──────── Source data

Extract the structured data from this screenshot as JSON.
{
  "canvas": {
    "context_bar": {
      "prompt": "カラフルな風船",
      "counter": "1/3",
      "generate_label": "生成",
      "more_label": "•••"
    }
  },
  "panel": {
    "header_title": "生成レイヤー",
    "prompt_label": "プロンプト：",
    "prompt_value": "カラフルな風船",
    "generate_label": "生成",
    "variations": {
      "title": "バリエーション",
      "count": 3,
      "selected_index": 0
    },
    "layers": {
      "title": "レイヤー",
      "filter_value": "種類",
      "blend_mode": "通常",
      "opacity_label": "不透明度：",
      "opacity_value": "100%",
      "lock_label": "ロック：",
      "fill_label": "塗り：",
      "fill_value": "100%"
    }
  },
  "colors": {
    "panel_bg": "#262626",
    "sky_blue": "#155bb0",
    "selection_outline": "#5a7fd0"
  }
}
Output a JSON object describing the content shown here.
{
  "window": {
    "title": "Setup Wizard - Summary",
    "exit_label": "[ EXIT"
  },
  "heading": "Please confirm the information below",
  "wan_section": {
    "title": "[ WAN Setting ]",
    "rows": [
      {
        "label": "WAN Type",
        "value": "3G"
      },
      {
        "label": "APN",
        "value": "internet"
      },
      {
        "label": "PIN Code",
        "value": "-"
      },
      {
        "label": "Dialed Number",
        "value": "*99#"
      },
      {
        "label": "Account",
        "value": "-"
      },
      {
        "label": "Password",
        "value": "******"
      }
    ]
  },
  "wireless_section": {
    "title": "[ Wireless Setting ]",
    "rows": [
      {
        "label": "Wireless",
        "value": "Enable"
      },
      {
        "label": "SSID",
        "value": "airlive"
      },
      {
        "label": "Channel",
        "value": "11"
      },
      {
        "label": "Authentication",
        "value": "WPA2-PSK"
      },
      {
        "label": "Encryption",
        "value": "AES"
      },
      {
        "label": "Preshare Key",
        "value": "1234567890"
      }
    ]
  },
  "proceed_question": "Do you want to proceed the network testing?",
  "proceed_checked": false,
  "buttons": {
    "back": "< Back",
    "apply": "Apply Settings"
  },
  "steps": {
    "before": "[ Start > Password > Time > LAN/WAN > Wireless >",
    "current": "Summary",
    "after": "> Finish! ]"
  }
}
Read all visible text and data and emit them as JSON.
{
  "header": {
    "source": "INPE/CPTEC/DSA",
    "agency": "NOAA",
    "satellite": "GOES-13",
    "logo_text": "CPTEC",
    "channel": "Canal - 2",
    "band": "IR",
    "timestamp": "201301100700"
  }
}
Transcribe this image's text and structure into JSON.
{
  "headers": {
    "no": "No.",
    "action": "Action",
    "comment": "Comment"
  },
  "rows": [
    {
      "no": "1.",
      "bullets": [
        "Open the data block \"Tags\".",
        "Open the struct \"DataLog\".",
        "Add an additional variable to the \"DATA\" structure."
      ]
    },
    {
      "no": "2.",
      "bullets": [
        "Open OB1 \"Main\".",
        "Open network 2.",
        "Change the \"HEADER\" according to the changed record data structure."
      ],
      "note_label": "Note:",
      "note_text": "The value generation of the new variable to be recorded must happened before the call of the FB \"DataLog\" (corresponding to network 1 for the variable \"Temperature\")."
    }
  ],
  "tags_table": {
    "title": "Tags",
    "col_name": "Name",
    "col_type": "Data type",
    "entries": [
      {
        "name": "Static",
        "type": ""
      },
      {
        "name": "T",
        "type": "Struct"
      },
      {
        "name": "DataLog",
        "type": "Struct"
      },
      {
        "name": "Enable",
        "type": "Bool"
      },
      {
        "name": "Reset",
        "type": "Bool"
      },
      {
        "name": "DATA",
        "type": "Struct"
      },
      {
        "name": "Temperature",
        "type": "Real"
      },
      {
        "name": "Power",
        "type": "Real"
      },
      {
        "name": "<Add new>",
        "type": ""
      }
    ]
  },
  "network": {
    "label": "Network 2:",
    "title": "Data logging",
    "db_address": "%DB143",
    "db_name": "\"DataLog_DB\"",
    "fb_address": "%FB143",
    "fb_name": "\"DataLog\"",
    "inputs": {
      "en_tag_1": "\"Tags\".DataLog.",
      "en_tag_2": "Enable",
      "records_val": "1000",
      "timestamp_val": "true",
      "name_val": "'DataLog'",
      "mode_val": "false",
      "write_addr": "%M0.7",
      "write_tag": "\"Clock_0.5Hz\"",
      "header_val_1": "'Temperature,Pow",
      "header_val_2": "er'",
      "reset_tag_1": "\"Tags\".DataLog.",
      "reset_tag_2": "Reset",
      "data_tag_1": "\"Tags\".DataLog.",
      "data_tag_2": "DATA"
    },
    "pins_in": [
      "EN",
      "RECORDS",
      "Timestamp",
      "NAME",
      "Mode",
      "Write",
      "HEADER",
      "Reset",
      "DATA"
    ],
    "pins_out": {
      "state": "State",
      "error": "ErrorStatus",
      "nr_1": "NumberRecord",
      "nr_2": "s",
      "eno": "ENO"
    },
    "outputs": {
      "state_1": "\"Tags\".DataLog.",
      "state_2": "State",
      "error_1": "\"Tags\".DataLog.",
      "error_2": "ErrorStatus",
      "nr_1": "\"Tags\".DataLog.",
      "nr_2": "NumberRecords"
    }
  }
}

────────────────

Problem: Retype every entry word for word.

Task answer:
Extract the structured data from this screenshot as JSON.
{
  "canvas": {
    "context_bar": {
      "prompt": "カラフルな風船",
      "counter": "1/3",
      "generate_label": "生成",
      "more_label": "•••"
    }
  },
  "panel": {
    "header_title": "生成レイヤー",
    "prompt_label": "プロンプト：",
    "prompt_value": "カラフルな風船",
    "generate_label": "生成",
    "variations": {
      "title": "バリエーション",
      "count": 3,
      "selected_index": 0
    },
    "layers": {
      "title": "レイヤー",
      "filter_value": "種類",
      "blend_mode": "通常",
      "opacity_label": "不透明度：",
      "opacity_value": "100%",
      "lock_label": "ロック：",
      "fill_label": "塗り：",
      "fill_value": "100%"
    }
  },
  "colors": {
    "panel_bg": "#262626",
    "sky_blue": "#155bb0",
    "selection_outline": "#5a7fd0"
  }
}
Output a JSON object describing the content shown here.
{
  "window": {
    "title": "Setup Wizard - Summary",
    "exit_label": "[ EXIT"
  },
  "heading": "Please confirm the information below",
  "wan_section": {
    "title": "[ WAN Setting ]",
    "rows": [
      {
        "label": "WAN Type",
        "value": "3G"
      },
      {
        "label": "APN",
        "value": "internet"
      },
      {
        "label": "PIN Code",
        "value": "-"
      },
      {
        "label": "Dialed Number",
        "value": "*99#"
      },
      {
        "label": "Account",
        "value": "-"
      },
      {
        "label": "Password",
        "value": "******"
      }
    ]
  },
  "wireless_section": {
    "title": "[ Wireless Setting ]",
    "rows": [
      {
        "label": "Wireless",
        "value": "Enable"
      },
      {
        "label": "SSID",
        "value": "airlive"
      },
      {
        "label": "Channel",
        "value": "11"
      },
      {
        "label": "Authentication",
        "value": "WPA2-PSK"
      },
      {
        "label": "Encryption",
        "value": "AES"
      },
      {
        "label": "Preshare Key",
        "value": "1234567890"
      }
    ]
  },
  "proceed_question": "Do you want to proceed the network testing?",
  "proceed_checked": false,
  "buttons": {
    "back": "< Back",
    "apply": "Apply Settings"
  },
  "steps": {
    "before": "[ Start > Password > Time > LAN/WAN > Wireless >",
    "current": "Summary",
    "after": "> Finish! ]"
  }
}
Read all visible text and data and emit them as JSON.
{
  "header": {
    "source": "INPE/CPTEC/DSA",
    "agency": "NOAA",
    "satellite": "GOES-13",
    "logo_text": "CPTEC",
    "channel": "Canal - 2",
    "band": "IR",
    "timestamp": "201301100700"
  }
}
Transcribe this image's text and structure into JSON.
{
  "headers": {
    "no": "No.",
    "action": "Action",
    "comment": "Comment"
  },
  "rows": [
    {
      "no": "1.",
      "bullets": [
        "Open the data block \"Tags\".",
        "Open the struct \"DataLog\".",
        "Add an additional variable to the \"DATA\" structure."
      ]
    },
    {
      "no": "2.",
      "bullets": [
        "Open OB1 \"Main\".",
        "Open network 2.",
        "Change the \"HEADER\" according to the changed record data structure."
      ],
      "note_label": "Note:",
      "note_text": "The value generation of the new variable to be recorded must happened before the call of the FB \"DataLog\" (corresponding to network 1 for the variable \"Temperature\")."
    }
  ],
  "tags_table": {
    "title": "Tags",
    "col_name": "Name",
    "col_type": "Data type",
    "entries": [
      {
        "name": "Static",
        "type": ""
      },
      {
        "name": "T",
        "type": "Struct"
      },
      {
        "name": "DataLog",
        "type": "Struct"
      },
      {
        "name": "Enable",
        "type": "Bool"
      },
      {
        "name": "Reset",
        "type": "Bool"
      },
      {
        "name": "DATA",
        "type": "Struct"
      },
      {
        "name": "Temperature",
        "type": "Real"
      },
      {
        "name": "Power",
        "type": "Real"
      },
      {
        "name": "<Add new>",
        "type": ""
      }
    ]
  },
  "network": {
    "label": "Network 2:",
    "title": "Data logging",
    "db_address": "%DB143",
    "db_name": "\"DataLog_DB\"",
    "fb_address": "%FB143",
    "fb_name": "\"DataLog\"",
    "inputs": {
      "en_tag_1": "\"Tags\".DataLog.",
      "en_tag_2": "Enable",
      "records_val": "1000",
      "timestamp_val": "true",
      "name_val": "'DataLog'",
      "mode_val": "false",
      "write_addr": "%M0.7",
      "write_tag": "\"Clock_0.5Hz\"",
      "header_val_1": "'Temperature,Pow",
      "header_val_2": "er'",
      "reset_tag_1": "\"Tags\".DataLog.",
      "reset_tag_2": "Reset",
      "data_tag_1": "\"Tags\".DataLog.",
      "data_tag_2": "DATA"
    },
    "pins_in": [
      "EN",
      "RECORDS",
      "Timestamp",
      "NAME",
      "Mode",
      "Write",
      "HEADER",
      "Reset",
      "DATA"
    ],
    "pins_out": {
      "state": "State",
      "error": "ErrorStatus",
      "nr_1": "NumberRecord",
      "nr_2": "s",
      "eno": "ENO"
    },
    "outputs": {
      "state_1": "\"Tags\".DataLog.",
      "state_2": "State",
      "error_1": "\"Tags\".DataLog.",
      "error_2": "ErrorStatus",
      "nr_1": "\"Tags\".DataLog.",
      "nr_2": "NumberRecords"
    }
  }
}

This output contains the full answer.